Can you get and post a picture of it? It *might* be one of the zillion varieties of oak.
Celia Revel wrote:I've searched the main tree id sites, and come up with noting. This tree our neighbor has has got to be a permaculture tree, but I have no idea what. It takes drought and summer heat, sends seedlings all over the place. Grows fast. I don't think it sheds its leaves. It is the weirdest thing. It has two types of leaves on the same tree. One leaf is oval, and the other leaf looks exactly the same, but it has lobes, different numbers depending on I don't know what. The leaves are not shiny but kind of velvety, and the bark is silvery. It doesn't look like anything from around here.

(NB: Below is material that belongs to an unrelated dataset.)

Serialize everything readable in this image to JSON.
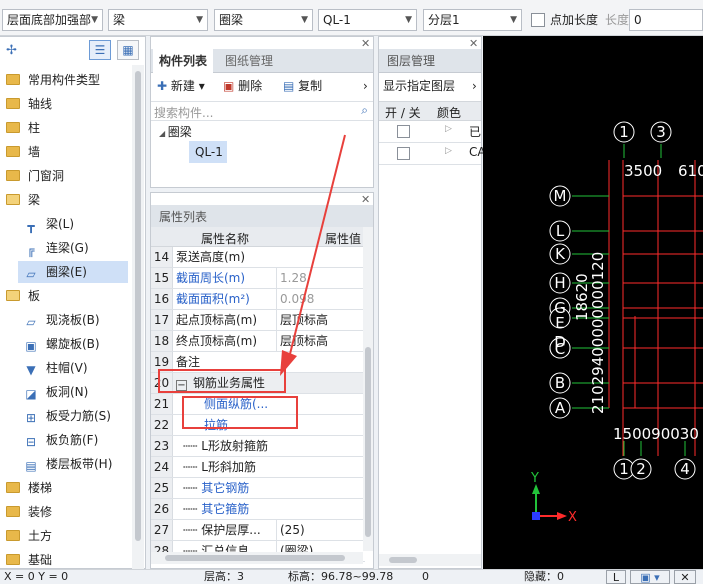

Just the description of the leaves makes me think of sassafras, but we really need pictures as Topher says. If it is sasafrass you should notice a really nice smell from the crushed leaves (used in gumbo) and definitely a 'sasafrass' smell from the roots.

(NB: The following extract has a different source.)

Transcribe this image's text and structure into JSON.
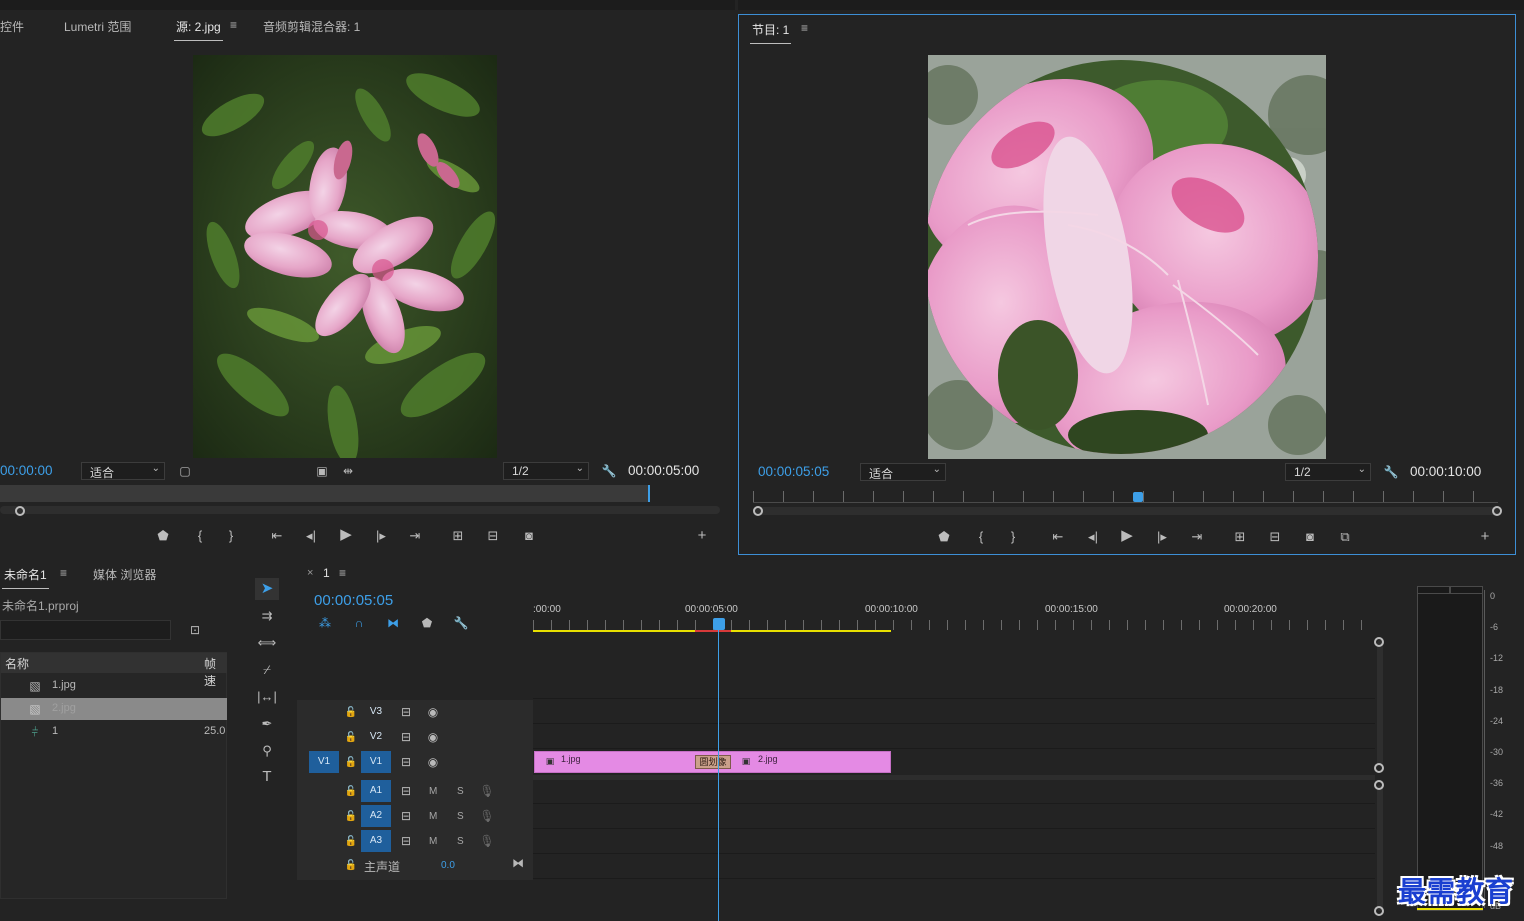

The first one is a close up of the variable leaves. Note how some are lobed and others are not. The second one is an overall view of the tree as a whole. The bark is silvery.
I hope these appear.
Celia Revel wrote:Ok, at least the second one showed up. The one that says photobucket on it. I guess you have to use the URL button, not the Img button to link to pictures. Thanks for your patience.
Celia, After opening the reply box, you can use the 'attachment' button at the bottom of the reply box (to the right of the options button0. Then you can post the picture right with your reply and don't need a link.
Celia Revel wrote:Mystery solved. After much searching, I have found that even though this has the distinctive marks of a sassafras tree, it is indeed not a sassafras. Apparently there is an imposter out there called the paper mulberry. It is native to Asia, a pioneer species, and considered invasive in some areas. I knew this had all the markings of permaculture.
I had doubts about the sassafras ID. My yard has sassafras as a chop and drop weed and, although the leaves are similar, they did not look quite right. I've also never seen a sassafras nearly that big, as far as I can recall.